=== Your task ===
Please copy out every line in the records below that includes the word "property".

Items from an interface collection:
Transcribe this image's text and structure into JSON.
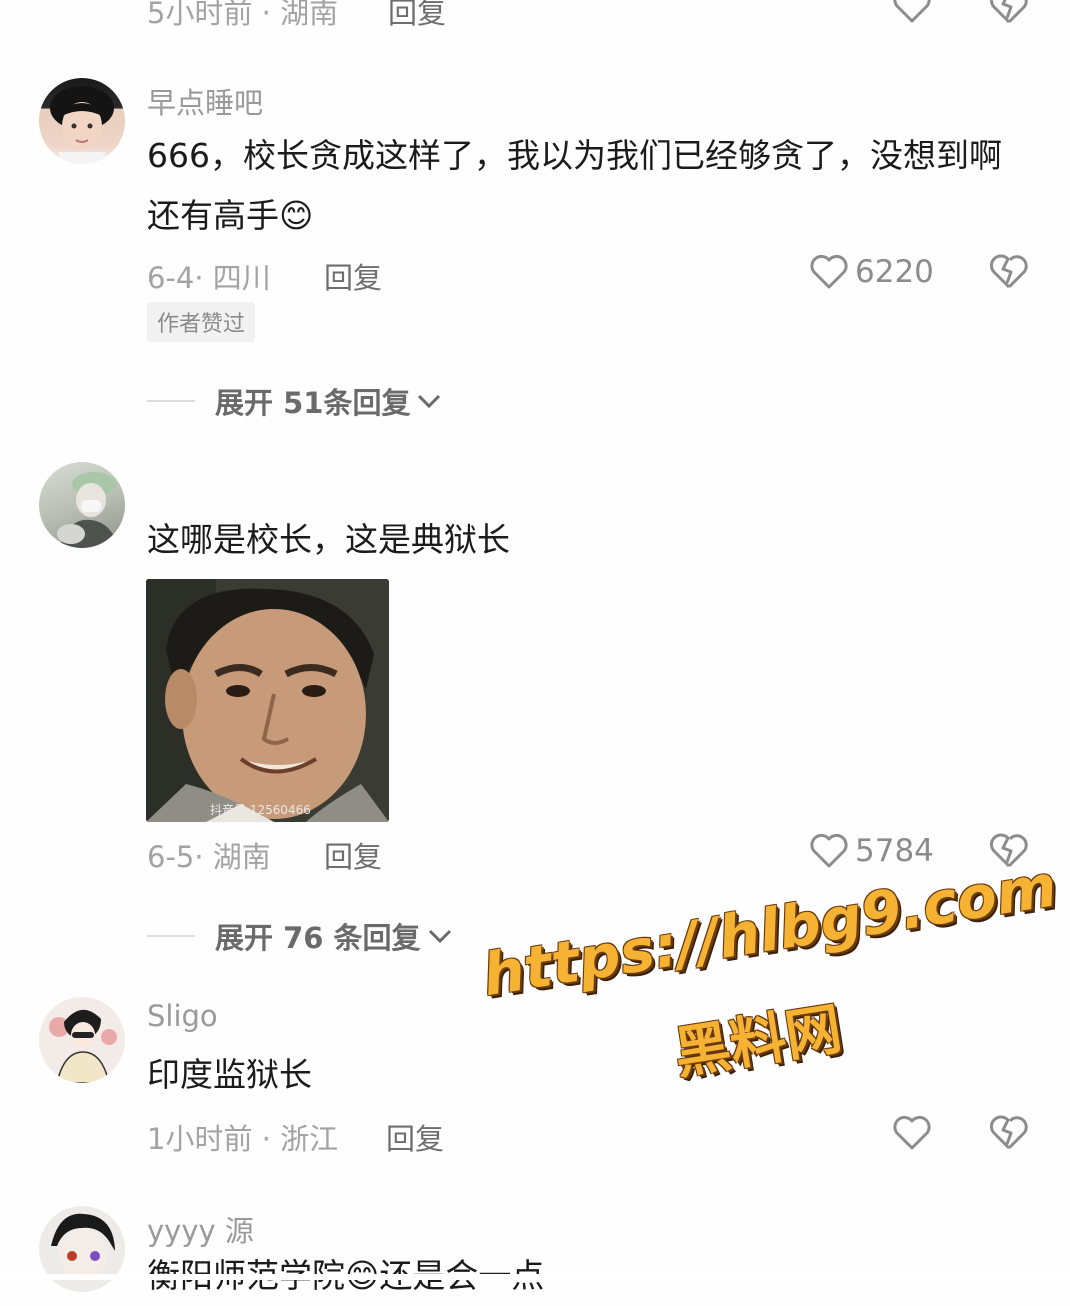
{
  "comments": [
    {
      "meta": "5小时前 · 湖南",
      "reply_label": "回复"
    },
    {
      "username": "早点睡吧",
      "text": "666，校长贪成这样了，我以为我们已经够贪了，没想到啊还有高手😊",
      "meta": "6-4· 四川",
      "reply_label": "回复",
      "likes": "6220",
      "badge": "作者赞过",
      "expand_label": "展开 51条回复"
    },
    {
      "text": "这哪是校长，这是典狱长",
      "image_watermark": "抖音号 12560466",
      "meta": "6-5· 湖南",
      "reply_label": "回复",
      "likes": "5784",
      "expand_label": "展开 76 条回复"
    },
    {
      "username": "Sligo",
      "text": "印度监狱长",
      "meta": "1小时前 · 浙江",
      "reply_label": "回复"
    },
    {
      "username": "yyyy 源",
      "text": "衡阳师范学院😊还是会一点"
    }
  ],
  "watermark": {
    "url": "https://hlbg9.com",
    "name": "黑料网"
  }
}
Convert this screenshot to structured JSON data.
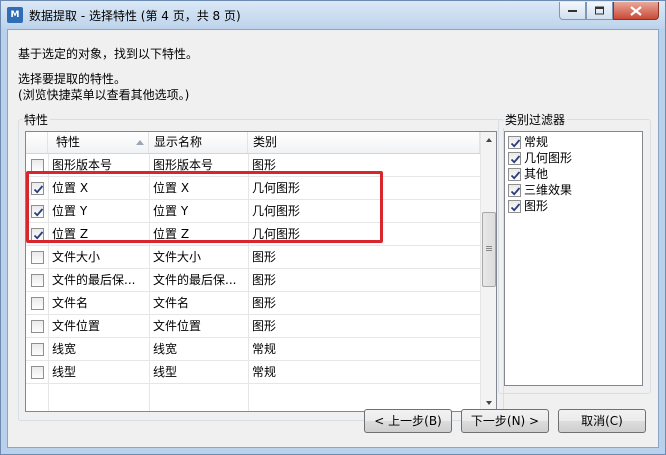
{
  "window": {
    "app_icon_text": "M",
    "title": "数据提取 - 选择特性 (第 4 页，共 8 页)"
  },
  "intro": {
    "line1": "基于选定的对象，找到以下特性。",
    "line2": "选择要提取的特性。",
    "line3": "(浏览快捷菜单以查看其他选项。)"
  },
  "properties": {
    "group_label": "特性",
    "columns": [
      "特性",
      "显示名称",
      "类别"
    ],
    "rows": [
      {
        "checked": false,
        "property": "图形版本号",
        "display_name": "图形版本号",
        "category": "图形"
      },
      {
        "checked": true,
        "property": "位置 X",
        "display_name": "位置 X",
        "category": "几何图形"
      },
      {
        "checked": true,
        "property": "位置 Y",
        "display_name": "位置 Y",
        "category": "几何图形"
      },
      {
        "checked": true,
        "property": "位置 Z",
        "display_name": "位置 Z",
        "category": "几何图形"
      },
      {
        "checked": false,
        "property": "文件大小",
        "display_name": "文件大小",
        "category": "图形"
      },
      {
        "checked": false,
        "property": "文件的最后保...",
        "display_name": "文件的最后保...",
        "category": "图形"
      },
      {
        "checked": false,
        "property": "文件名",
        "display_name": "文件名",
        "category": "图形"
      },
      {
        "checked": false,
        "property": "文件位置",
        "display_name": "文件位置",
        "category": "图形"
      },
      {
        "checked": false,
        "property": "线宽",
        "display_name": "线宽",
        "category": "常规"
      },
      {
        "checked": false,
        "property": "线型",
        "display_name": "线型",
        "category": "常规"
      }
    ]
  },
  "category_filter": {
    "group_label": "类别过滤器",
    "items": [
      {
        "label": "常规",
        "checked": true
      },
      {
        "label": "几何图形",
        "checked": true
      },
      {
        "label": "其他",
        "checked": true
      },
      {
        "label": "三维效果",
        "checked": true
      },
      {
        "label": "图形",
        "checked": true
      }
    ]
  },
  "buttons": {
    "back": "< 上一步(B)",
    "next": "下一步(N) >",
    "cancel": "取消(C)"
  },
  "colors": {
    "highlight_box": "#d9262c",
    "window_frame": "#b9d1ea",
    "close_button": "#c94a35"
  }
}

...

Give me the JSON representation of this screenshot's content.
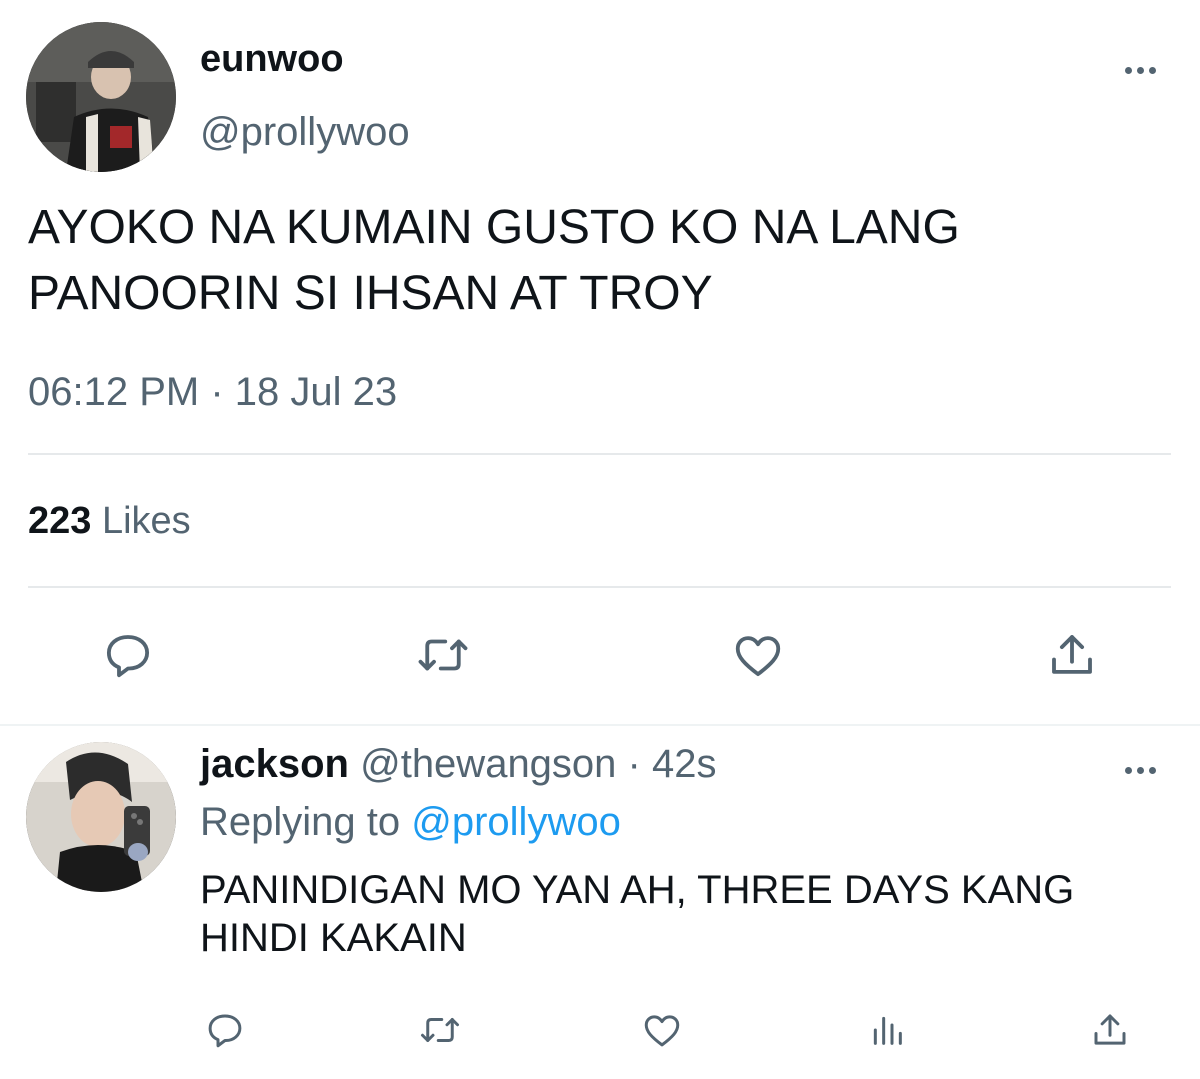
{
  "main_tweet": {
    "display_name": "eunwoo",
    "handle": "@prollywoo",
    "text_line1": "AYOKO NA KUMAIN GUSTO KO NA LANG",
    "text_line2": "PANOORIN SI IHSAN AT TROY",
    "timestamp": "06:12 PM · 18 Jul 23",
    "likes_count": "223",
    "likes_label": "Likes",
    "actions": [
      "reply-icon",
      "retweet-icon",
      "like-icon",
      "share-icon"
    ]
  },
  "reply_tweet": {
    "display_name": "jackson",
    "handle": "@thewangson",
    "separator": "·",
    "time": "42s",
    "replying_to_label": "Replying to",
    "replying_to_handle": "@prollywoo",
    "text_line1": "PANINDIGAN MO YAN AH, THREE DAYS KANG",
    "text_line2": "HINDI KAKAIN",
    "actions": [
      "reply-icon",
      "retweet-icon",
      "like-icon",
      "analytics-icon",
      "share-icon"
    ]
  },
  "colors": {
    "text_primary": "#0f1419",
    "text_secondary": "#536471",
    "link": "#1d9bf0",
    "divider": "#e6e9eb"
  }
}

=== Result of the exercise ===
        "property": "图形版本号",
        "property": "位置 X",
        "property": "位置 Y",
        "property": "位置 Z",
        "property": "文件大小",
        "property": "文件的最后保...",
        "property": "文件名",
        "property": "文件位置",
        "property": "线宽",
        "property": "线型",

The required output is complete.